[Start of Attachment]
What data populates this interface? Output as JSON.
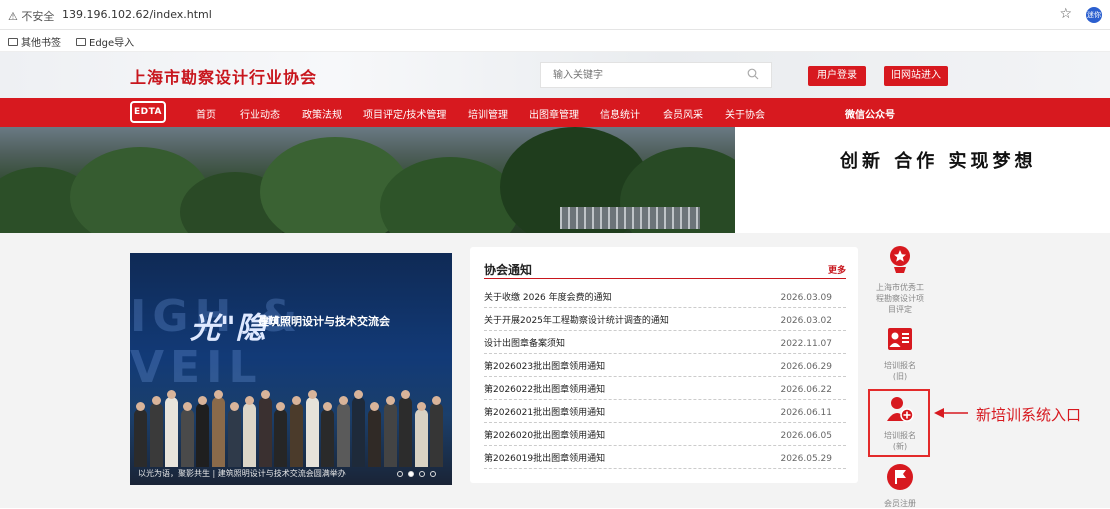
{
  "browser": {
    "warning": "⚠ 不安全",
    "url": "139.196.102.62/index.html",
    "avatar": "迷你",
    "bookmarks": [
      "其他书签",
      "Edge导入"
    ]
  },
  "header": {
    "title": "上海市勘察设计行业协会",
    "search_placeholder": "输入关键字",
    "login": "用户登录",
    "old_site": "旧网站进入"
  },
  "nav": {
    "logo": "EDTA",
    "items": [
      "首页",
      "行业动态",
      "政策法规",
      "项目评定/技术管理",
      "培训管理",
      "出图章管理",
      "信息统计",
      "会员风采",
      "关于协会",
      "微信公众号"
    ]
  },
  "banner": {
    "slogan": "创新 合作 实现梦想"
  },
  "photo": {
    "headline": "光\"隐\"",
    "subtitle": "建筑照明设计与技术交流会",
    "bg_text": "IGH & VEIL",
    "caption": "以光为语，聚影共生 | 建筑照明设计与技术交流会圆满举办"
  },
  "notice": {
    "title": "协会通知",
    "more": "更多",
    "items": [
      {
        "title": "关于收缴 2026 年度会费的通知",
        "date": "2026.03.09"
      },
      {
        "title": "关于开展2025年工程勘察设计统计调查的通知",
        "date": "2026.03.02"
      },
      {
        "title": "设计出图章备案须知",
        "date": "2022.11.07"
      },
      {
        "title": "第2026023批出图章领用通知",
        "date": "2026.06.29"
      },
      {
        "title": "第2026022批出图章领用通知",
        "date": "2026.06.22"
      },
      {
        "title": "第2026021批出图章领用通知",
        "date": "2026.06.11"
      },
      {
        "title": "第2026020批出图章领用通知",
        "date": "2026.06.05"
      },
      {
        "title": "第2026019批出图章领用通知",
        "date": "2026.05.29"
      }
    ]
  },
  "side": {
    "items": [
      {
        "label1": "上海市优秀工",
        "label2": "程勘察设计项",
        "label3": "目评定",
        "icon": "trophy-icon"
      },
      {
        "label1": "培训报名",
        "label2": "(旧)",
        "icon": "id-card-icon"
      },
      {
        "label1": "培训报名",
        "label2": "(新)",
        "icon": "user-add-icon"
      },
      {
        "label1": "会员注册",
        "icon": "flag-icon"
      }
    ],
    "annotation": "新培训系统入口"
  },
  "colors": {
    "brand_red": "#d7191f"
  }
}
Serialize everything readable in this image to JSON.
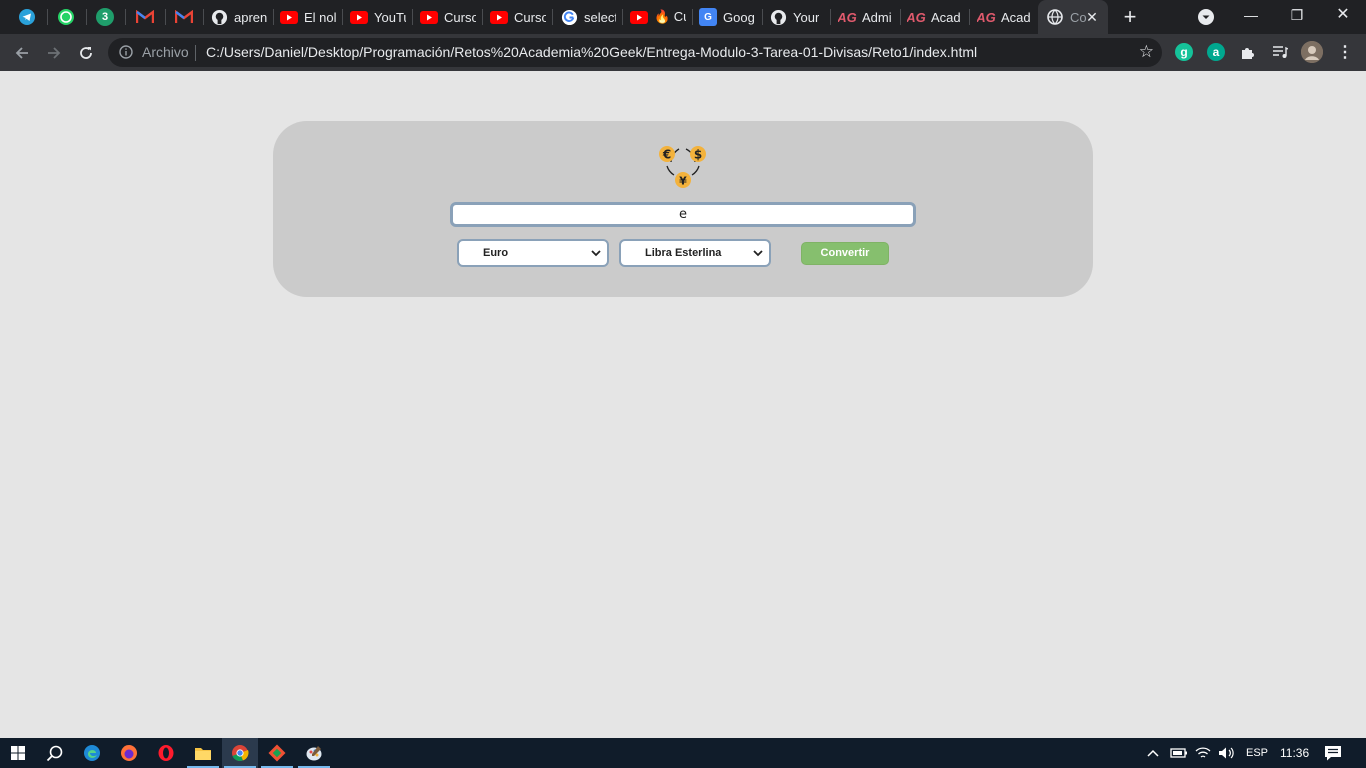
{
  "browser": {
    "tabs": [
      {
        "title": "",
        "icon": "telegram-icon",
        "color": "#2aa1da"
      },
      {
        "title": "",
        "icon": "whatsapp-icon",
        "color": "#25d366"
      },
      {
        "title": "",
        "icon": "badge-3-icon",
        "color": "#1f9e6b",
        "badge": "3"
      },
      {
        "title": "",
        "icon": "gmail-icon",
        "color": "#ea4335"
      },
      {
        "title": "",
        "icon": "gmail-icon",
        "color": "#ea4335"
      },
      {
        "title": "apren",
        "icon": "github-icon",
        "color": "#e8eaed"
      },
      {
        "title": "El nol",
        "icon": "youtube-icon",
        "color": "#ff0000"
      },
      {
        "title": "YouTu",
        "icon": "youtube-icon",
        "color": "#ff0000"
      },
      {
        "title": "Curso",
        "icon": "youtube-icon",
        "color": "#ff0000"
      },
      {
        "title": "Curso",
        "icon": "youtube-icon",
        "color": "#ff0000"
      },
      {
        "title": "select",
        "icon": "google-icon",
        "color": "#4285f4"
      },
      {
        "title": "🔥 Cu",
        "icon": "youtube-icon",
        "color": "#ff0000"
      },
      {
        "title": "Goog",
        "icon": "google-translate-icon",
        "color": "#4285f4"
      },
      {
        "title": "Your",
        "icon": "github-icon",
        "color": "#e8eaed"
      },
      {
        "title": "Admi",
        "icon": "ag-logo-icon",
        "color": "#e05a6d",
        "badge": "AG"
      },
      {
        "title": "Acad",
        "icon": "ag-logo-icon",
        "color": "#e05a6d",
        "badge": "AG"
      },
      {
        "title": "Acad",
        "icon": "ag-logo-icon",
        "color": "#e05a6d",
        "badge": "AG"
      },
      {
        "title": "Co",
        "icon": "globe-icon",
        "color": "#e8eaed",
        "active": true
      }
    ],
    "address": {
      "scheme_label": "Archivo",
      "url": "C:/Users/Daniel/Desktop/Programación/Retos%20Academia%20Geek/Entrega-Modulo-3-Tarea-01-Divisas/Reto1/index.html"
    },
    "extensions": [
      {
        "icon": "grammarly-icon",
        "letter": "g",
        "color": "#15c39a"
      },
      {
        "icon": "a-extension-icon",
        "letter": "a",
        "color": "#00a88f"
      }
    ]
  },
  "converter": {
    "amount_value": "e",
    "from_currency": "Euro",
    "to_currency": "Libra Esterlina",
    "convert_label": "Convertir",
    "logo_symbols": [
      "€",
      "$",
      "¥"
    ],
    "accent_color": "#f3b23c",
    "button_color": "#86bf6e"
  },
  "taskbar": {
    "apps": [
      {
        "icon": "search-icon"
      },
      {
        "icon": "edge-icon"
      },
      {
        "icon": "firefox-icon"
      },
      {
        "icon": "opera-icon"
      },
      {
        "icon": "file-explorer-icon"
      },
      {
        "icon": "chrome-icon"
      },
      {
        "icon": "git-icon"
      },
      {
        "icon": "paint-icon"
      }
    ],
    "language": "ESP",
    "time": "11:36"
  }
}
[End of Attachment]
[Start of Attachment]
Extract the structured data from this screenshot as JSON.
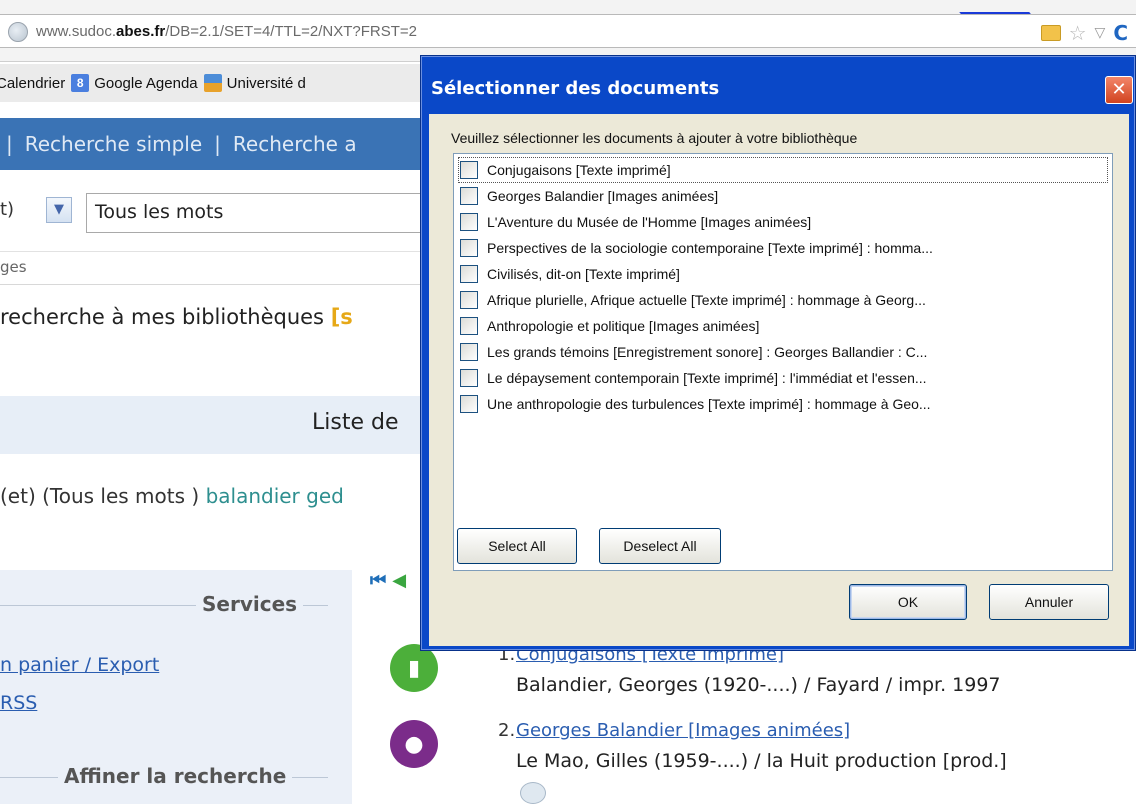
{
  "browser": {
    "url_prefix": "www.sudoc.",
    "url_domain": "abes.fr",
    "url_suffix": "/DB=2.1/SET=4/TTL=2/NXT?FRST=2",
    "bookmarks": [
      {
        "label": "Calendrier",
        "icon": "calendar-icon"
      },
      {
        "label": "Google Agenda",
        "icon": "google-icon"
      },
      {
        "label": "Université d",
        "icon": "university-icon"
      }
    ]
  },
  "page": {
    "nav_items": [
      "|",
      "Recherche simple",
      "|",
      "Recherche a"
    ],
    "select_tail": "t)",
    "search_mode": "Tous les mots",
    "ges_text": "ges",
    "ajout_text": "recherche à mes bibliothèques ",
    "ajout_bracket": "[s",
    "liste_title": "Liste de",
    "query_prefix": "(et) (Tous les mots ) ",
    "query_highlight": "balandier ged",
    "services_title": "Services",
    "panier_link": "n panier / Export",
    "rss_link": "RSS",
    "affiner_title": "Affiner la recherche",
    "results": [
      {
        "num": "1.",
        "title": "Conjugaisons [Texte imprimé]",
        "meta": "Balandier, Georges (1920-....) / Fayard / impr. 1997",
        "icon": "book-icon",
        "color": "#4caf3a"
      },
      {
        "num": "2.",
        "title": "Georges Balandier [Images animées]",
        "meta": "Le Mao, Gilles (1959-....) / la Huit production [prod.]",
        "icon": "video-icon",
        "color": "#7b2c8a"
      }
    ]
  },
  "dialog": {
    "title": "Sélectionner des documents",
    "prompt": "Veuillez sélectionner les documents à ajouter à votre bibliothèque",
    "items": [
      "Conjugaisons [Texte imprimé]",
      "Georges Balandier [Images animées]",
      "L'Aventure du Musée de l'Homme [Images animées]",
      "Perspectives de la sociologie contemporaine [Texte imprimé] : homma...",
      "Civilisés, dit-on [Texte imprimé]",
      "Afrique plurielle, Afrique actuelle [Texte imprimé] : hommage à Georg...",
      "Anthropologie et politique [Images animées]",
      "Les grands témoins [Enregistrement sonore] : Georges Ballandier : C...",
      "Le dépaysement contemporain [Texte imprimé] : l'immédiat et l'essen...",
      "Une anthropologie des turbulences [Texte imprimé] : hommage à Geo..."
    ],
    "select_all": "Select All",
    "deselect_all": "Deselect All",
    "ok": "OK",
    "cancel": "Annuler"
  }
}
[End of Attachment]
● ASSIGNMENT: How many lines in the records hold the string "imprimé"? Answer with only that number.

● PROBLEM SOLUTION: 7